A key finding of the research, Bueltmann said, is that the vast majority of British citizens do not feel politically represented. Some 60 per cent of respondents said they feel unrepresented and another 30 per cent not well represented.

Another issue is that less than half (47.5 per cent) trust the government of their country of residence, while a larger proportion (62 per cent) trust the European Union. Almost all (95.6 per cent) said they do not trust the UK government.

Feeling European

The survey highlights the Brexit impacts on people’s identity too. 82.6 per cent of respondents said they see themselves as European, a higher proportion than those identifying as British (68.9 per cent).

“Brexit has really left me unsure of what my identity is. I don’t feel British, and I certainly don’t identify with the mindset of a lot of British people who live there. Yet, I am not Danish either. So, I don’t really know anymore!” said one of the participants in the survey.

Professor Bueltmann said the survey “demonstrates that Brexit impacts continue to evolve: this didn’t just stop because the transition period was over or a deadline for an application had been reached.
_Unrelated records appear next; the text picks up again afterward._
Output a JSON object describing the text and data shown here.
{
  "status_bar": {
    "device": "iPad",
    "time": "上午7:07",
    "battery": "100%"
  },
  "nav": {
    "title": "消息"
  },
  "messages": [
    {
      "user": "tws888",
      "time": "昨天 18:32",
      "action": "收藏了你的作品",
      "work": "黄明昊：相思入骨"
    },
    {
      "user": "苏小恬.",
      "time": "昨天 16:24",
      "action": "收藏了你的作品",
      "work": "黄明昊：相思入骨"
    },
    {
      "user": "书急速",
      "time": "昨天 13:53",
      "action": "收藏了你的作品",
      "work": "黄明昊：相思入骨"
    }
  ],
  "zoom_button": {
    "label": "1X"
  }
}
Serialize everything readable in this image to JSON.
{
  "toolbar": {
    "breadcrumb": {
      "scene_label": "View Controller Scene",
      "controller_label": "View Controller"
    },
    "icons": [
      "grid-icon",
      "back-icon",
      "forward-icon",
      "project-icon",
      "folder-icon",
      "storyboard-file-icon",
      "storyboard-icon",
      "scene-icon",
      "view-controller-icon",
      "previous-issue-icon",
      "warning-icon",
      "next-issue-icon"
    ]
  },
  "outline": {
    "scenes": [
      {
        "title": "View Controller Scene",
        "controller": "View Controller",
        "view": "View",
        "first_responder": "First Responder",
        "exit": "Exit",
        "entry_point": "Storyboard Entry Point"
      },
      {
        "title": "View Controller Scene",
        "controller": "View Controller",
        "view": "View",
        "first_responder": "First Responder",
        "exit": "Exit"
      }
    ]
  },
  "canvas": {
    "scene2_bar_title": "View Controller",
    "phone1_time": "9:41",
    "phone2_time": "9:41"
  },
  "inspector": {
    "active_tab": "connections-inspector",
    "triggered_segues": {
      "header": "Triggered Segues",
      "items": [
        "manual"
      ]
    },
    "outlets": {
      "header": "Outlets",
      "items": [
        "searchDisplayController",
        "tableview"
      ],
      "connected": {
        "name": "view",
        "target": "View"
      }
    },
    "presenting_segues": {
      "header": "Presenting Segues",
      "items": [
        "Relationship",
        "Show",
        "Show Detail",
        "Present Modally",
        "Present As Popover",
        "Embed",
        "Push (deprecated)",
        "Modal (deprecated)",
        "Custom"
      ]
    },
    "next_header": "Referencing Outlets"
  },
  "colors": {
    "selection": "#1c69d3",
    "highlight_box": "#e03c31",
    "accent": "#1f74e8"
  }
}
Consequently, Brexit continues to shape the lives and experiences of British citizens in the EU/EEA and Switzerland in substantial, sometimes life-altering, ways.”

Considering the results of the study, Professor Bueltmann recommends policy makers in the EU and the UK to address the issue of lack of representation, for instance creating a joint UK-EU citizens’ stakeholder forum.

The report also recommends the UK government to rebuild trust with British citizens in the EU introducing voting rights for life and changing immigration rules to allow British-European families to return more easily. 

This article was prepared in cooperation with Europe Street News.